As in the early part of the century with The Lord of the Rings, Game of Thrones opened an opportunity for fantasy to migrate from the page to the screen. And as the genre’s prestige rose thanks to GoT, Pullman came to view television as a better place for his material to reach an audience. In 2015, BBC One commissioned an eight-episode adaptation of the trilogy. Expected to arrive in 2017, little else happened besides writer Jack Thorne (National Treasure) telling the press that the program was still on its way.
It suddenly burst to life the following year with Logan’s Dafne Keen signing on to play Lyra, The Danish Girl‘s Tom Hooper agreeing to direct the first two episodes, and Lin-Manuel Miranda taking on a role later revealed to be aeronaut Lee Scoresby. Soon after, James McAvoy, Clarke Peters, and Ruth Wilson joined the ensemble. After these announcements, HBO signed on as a co-producer and BBC One ordered a second season before the first had even been filmed.
According to producer Jane Tranter — who is responsible for bringing Doctor Who back to TV and is now founder of Bad Wolf Production company — that decision was made to prevent Keen and the other child actors from aging out of the characters too quickly.
“There is a great thing in His Dark Materials of a girl going through puberty and we wanted to be able to pace that story out age-appropriately,” she explained to reporters at the Television Critics Association summer press tour in August. “And so, that’s why everyone — HBO and the BBC — went with us for 16 episodes.”
Wilson plays Mrs. Coulter while McAvoy plays Lord Asriel, two characters whose shared history will no doubt surprise viewers. Peters plays the Master of Jordan College, who also serves as Lyra’s guardian as the story begins. Other cast members include Ruta Gedmintas as Serafina Pekkala, the witch played by Eva Green in the film; Anne-Marie Duff as Ma Costa; Ariyon Bakare as Carlo Boreal; Will Keen as Father MacPhail; Georgina Campbell as Adele Starminster; Lucian Msamati as John Faa; Lewin Lloyd as Lyra’s best friend, Roger Parslow; Tyler Howitt as Billy Costa; Amir Wilson as key character Will Parry; and Andrew Scott as his father, Col. John Parry. Lending their voices to the various dæmons are Kit Connor as Pantalaimon; Helen McCrory as Stelmaria; David Suchet as Kaisa; Cristela Alonzo as Hester; and the show’s lead puppeteer, Brian Fisher, providing sounds for Mrs. Coutler’s otherwise mute — and unnamed — golden monkey dæmon. Joe Tandberg will voice Iorek Byrnison, the polar bear Lyra meets in the North.
(Photo by HBO)

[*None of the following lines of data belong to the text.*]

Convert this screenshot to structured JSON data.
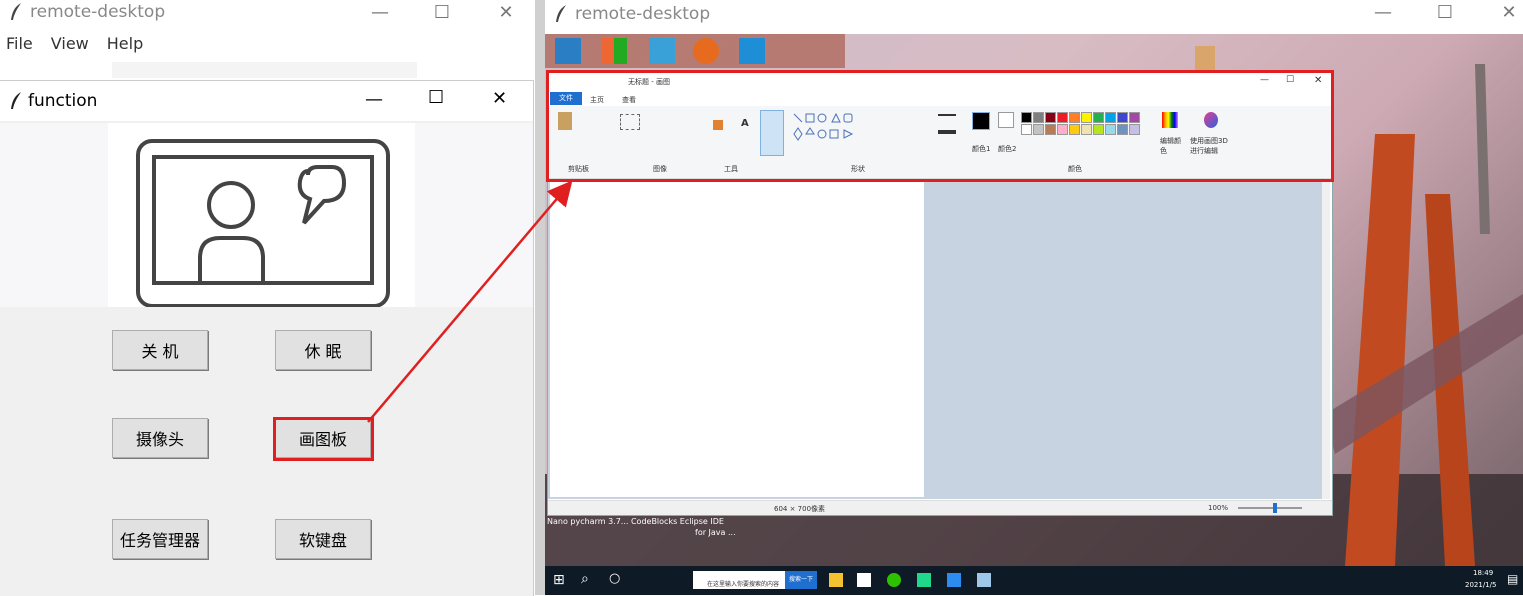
{
  "left_window": {
    "title": "remote-desktop",
    "menu": [
      "File",
      "View",
      "Help"
    ]
  },
  "function_window": {
    "title": "function",
    "buttons": {
      "shutdown": "关 机",
      "sleep": "休 眠",
      "camera": "摄像头",
      "paint": "画图板",
      "task_manager": "任务管理器",
      "soft_keyboard": "软键盘"
    }
  },
  "right_window": {
    "title": "remote-desktop"
  },
  "paint_app": {
    "title": "无标题 - 画图",
    "tabs": [
      "文件",
      "主页",
      "查看"
    ],
    "groups": [
      "剪贴板",
      "图像",
      "工具",
      "形状",
      "颜色"
    ],
    "status_size": "604 × 700像素",
    "zoom": "100%",
    "color1_label": "颜色1",
    "color2_label": "颜色2",
    "edit_colors": "编辑颜色",
    "paint3d": "使用画图3D进行编辑"
  },
  "desktop": {
    "info_text": "Nano pycharm 3.7... CodeBlocks Eclipse IDE",
    "info_text2": "for Java ...",
    "search_placeholder": "在这里输入你要搜索的内容",
    "search_button": "搜索一下",
    "clock_time": "18:49",
    "clock_date": "2021/1/5"
  },
  "colors": {
    "highlight": "#e02020",
    "paint_accent": "#1e6fcf"
  }
}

HBO’s plot description closely resembles that of the early Northern Lights chapters. Lyra’s search for a missing friend leads her to learn about Dust and the alternate worlds. It also goes out of its way to mention Will Parry, who will seemingly debut earlier than he does in the novel series. Based on the most recent trailer, Lyra’s journey will closely mirror the one described in The Golden Compass. But with its emphasis on Asriel’s conflict with the Magisterium, the preview also suggests viewers will become privy to certain motivations and issues far earlier than readers, who spend the entire first novel alongside Lyra and learning about the world(s) with her.
Curiously, the controversies that dogged the film production have not returned with the series — or, at least, they have not resurfaced yet. Considering Pullman’s views on the church, it is only a matter of time before old quotes end up back in print and old opponents try to take the television series to task. If that proves to be the case, Tranter has a ready reply: “[The series] is not an attack on religion. It is an attack on a particular form of organization.” Which could always be true, but it is also easy to imagine HBO wants to court the controversies, which may lure viewers to watch this lavishly-produced rendition of the story. The new trailer even seems to poke at the beehive with its mentions of the Magisterium as a regressive organization.
The long-awaited series will debut Monday, Nov. 4 at 9 p.m. on HBO.